Nike and LVMH Are Sticking Up for China in the Piracy Fight

(Bloomberg) -- Nike Inc. and LVMH, which have long struggled against knockoffs of their famous products, praised China’s efforts to fight intellectual property theft.

U.S. President Donald Trump has cited IP violations, including the counterfeiting of major brands, as justification for imposing tariffs on Chinese exports. But executives at the two companies were more charitable at the China International Import Expo in Shanghai on Thursday.

The country has helped create a “much improved environment for brands” compared with a decade ago, said Valerie Sonnier, global intellectual property director at Louis Vuitton Malletier. China has done “much more than some other countries,” she said.

Sonnier cited government crackdowns on sophisticated counterfeiting rings in Southern China’s Guangdong province that prevented exports of fake Louis Vuitton bags to Dubai and the U.S.

Margo Fowler, Nike’s chief intellectual property officer, echoed those sentiments, expressing appreciation for “the growth in China’s IP system in extending trademark status and protection” to Nike, its Swoosh logo and “Just Do It” slogan.

Both companies have seen a surge in sales from China as affluent consumers embrace high-end brands. Nike’s annual revenue from China last year was $5.1 billion, more than doubling since 2013.

Of 50 countries in the U.S. Chamber of Commerce’s International IP Index, which measures commitment to protecting innovation through legal rights, China ranks 25th. It earns praise in the survey for its reforms on patents and copyright, but loses marks for the high levels of infringement and insufficient legal safeguards.

At the expo forum, several Chinese officials touted the nation’s progress on cracking down on fakes, while reiterating the country’s determination to go further. Still, some companies there said IP protection remains a concern in China.

“It’s unrealistic to expect any country to root out counterfeiting and IP infringement completely,” said Wang Hejun, chief of the trade remedy and investigation bureau at China’s Ministry of Commerce. “One shouldn’t rashly impose unilateral sanctions and disrupt multilateral rules because of a few problems with IP protection."

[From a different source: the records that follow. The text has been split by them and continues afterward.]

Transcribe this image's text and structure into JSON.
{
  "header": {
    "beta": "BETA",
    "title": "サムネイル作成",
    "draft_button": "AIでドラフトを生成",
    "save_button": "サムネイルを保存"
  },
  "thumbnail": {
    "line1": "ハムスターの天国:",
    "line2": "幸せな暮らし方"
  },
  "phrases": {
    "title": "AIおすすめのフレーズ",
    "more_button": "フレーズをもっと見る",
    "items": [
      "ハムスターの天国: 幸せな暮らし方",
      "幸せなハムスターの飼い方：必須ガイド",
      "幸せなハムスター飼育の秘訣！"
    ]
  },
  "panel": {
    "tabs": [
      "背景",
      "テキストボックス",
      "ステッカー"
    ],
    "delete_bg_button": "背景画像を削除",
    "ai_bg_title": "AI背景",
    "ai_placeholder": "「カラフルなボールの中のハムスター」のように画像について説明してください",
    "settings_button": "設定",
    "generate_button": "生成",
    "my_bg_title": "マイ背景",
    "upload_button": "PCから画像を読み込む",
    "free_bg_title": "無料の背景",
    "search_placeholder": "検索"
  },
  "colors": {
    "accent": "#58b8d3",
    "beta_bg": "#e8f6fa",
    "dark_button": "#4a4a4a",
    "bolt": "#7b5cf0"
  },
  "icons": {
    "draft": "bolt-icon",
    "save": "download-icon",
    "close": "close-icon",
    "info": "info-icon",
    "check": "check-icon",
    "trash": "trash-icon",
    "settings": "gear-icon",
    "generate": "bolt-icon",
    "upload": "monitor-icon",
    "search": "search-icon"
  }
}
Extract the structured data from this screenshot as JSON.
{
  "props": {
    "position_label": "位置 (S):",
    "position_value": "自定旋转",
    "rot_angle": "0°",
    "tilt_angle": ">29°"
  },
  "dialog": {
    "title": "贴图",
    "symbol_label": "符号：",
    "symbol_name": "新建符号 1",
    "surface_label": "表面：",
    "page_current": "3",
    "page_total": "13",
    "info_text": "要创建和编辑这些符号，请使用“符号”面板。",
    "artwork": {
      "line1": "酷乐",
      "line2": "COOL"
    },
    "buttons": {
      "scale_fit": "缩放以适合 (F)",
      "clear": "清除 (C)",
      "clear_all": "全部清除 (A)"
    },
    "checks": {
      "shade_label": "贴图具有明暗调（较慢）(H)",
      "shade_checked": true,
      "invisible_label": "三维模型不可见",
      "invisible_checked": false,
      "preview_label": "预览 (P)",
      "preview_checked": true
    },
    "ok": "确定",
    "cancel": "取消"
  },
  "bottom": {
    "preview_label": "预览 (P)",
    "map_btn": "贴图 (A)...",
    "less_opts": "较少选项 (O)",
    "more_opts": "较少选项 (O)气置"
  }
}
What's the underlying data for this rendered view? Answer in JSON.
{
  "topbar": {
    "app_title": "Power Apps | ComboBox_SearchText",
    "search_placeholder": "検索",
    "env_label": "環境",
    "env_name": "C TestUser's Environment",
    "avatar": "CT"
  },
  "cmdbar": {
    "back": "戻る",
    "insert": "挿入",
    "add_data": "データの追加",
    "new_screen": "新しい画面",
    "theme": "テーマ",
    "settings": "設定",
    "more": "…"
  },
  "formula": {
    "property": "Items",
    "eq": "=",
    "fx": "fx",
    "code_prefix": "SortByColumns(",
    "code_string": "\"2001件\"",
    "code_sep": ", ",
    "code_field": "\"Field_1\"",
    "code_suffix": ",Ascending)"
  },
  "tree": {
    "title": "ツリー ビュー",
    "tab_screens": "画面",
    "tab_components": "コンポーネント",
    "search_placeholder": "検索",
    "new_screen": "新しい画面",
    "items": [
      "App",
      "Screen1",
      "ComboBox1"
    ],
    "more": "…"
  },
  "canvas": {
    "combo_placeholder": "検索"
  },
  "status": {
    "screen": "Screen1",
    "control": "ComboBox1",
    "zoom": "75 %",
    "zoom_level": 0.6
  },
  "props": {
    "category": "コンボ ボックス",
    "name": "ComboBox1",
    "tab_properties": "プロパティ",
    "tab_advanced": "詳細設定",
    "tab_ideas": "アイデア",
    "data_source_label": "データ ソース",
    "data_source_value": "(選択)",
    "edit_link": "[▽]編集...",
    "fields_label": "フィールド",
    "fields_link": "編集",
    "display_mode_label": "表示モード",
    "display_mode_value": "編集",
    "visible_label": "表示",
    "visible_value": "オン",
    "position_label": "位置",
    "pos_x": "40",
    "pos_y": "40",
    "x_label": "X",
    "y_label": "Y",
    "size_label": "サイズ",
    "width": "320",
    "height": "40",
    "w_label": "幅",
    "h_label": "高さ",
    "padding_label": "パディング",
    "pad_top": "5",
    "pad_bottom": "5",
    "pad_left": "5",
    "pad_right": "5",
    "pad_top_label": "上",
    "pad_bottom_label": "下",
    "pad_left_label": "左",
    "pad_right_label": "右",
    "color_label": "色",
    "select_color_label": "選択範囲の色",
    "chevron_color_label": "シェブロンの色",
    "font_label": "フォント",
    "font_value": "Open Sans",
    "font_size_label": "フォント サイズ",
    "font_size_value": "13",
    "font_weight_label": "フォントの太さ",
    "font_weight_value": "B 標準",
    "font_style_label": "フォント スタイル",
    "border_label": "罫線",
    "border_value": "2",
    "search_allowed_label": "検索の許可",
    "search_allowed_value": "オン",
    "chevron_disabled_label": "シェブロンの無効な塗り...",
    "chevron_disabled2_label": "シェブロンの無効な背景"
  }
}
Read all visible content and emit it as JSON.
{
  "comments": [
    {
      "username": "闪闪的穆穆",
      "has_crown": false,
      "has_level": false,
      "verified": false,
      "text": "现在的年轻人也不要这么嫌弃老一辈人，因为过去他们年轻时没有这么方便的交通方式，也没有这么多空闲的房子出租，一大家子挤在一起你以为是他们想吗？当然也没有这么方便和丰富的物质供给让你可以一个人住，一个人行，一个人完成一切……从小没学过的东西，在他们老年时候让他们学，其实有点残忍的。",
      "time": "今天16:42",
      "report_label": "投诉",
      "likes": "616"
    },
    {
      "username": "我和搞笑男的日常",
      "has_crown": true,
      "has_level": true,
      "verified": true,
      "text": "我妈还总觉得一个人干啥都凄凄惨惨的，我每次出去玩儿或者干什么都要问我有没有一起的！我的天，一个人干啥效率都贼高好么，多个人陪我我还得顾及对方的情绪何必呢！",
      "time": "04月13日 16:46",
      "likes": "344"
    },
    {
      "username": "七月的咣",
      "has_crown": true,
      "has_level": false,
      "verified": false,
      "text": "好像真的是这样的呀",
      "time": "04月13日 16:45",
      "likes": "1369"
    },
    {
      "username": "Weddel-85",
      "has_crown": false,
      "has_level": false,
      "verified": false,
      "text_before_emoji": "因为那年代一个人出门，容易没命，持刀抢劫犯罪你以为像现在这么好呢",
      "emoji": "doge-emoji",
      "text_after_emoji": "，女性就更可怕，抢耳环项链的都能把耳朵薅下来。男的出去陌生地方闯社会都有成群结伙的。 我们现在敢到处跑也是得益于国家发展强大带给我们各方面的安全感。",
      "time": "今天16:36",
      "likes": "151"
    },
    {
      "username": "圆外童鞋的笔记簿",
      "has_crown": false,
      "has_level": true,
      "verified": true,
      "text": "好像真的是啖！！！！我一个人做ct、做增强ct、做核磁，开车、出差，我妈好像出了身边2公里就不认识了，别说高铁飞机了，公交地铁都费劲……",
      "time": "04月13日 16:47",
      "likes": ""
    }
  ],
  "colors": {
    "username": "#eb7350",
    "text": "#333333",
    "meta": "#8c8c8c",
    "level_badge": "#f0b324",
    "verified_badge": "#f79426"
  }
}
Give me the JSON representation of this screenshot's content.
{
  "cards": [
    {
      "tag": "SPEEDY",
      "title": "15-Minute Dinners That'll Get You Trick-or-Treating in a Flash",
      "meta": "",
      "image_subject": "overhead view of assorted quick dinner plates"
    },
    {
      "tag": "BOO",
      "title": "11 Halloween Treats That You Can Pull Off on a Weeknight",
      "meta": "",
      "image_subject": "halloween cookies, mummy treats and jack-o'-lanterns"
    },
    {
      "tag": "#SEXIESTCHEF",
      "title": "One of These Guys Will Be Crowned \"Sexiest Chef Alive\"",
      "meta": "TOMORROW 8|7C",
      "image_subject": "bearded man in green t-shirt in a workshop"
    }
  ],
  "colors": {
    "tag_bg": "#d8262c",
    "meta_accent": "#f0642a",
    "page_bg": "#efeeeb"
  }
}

To contact Bloomberg News staff for this story: Rachel Chang in Shanghai at wchang98@bloomberg.net;Miao Han in Beijing at mhan22@bloomberg.net

©2018 Bloomberg L.P.

With assistance from Editorial Board